So, I still don’t have to like him or the Patriots, but I appreciate that.

Leadership is about so many different, vital qualities. Energy and effervescence, passion and praise all can play a part.  However, there is hardly a substitute for a mentor, one who is serious, thoughtful, and caring enough to pull someone aside and give him or her individual attention.  The word usually translated “exhort” in the New Testament is from a Greek word which means “calling to,” “appeal to and earnestly request,” or “call to one’s side” (Kittel, np, Louw, np, and BDAG, 764).  Who doesn’t appreciate the loving, caring approach of an elder or other spiritual leaders, whether preachers, older members, deacons, and the like, who guide us and help us with biblical understanding, moral dilemmas, and ethical quandaries. They have that timely word when we are discouraged, that nugget of wisdom that seems meant for that moment.

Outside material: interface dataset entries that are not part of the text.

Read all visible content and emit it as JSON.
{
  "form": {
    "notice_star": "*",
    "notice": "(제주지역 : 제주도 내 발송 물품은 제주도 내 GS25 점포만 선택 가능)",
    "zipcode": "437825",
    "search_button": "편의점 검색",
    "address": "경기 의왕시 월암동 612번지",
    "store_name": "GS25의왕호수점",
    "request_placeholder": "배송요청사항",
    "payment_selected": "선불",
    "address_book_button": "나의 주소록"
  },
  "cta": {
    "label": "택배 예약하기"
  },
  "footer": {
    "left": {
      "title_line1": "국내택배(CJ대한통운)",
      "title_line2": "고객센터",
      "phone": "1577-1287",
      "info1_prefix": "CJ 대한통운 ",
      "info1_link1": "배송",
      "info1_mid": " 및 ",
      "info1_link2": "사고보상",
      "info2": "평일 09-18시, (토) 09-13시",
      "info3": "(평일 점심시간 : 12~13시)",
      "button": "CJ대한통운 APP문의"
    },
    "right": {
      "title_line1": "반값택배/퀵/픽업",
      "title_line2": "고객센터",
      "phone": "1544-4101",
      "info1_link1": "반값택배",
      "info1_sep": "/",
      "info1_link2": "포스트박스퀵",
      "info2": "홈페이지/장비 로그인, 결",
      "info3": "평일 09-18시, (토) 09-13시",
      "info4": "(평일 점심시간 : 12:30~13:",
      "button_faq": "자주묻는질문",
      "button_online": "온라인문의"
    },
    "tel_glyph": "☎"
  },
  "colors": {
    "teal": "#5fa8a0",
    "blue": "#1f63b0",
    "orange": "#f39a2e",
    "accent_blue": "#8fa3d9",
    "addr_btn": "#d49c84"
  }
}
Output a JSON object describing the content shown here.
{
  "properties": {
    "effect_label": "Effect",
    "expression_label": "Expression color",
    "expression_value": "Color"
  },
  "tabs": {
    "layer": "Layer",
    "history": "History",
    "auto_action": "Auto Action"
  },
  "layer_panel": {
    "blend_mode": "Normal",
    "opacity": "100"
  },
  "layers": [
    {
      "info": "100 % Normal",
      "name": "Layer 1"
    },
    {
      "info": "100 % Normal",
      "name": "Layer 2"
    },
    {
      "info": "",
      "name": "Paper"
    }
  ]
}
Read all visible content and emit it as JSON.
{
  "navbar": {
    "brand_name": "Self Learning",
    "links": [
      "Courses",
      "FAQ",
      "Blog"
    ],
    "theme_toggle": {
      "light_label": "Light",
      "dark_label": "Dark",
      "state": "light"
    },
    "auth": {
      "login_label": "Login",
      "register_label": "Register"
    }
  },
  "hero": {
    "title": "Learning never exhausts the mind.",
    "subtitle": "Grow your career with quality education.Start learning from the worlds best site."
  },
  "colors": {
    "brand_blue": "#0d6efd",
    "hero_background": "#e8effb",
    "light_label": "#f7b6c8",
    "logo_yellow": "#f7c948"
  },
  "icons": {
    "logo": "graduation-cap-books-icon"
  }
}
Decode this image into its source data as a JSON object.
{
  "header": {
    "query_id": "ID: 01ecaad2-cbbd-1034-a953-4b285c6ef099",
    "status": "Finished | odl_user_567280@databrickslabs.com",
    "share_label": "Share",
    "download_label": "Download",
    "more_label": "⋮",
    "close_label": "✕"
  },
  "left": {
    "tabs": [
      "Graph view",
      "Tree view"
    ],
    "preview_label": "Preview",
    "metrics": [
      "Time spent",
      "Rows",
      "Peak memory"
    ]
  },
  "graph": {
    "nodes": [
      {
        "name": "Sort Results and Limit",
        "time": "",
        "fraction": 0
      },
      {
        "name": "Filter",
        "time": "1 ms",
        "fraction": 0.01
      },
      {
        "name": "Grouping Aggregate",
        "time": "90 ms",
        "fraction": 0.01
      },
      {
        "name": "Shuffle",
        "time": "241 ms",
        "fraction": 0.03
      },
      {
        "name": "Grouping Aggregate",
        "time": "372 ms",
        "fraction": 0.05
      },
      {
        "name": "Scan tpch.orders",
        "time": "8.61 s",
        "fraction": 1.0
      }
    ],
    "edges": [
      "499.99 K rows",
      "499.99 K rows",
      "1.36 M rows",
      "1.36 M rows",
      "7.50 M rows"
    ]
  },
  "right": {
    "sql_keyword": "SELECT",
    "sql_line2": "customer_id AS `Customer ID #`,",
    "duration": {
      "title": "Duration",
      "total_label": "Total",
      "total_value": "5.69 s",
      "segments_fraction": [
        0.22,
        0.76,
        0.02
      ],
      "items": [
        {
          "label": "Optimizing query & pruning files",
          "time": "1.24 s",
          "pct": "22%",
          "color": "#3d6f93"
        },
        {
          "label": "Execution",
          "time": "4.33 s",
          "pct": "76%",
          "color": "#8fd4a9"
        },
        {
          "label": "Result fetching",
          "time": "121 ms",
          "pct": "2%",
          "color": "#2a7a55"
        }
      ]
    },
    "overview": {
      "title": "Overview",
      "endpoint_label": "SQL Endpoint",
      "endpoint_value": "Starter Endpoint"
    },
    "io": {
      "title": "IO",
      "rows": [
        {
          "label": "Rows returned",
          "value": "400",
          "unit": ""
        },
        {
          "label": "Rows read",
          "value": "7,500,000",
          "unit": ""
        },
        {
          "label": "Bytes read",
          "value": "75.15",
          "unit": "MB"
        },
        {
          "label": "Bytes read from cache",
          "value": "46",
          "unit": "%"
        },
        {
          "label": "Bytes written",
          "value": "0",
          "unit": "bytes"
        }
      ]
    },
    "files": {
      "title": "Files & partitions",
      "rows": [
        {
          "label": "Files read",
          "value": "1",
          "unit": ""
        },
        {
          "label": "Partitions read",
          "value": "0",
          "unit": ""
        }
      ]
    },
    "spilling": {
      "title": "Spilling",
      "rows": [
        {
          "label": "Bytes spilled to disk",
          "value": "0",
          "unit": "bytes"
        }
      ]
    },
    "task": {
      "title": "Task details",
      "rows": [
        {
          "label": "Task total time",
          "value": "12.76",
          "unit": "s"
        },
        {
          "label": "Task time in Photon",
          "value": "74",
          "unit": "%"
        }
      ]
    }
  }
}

I think we all desire leaders who will get down on one knee with us, as it were.  Leaders like these are who Paul had in mind when he wrote, “But we request of you, brethren, that you appreciate those who diligently labor among you, and have charge over you in the Lord and give you instruction, and that you esteem them very highly in love because of their work. Live in peace with one another” (1 Th. 5:12-13).   Thank God for great leaders who, with weighty responsibilities on many fronts, take a moment to come alongside us with encouragement and insight.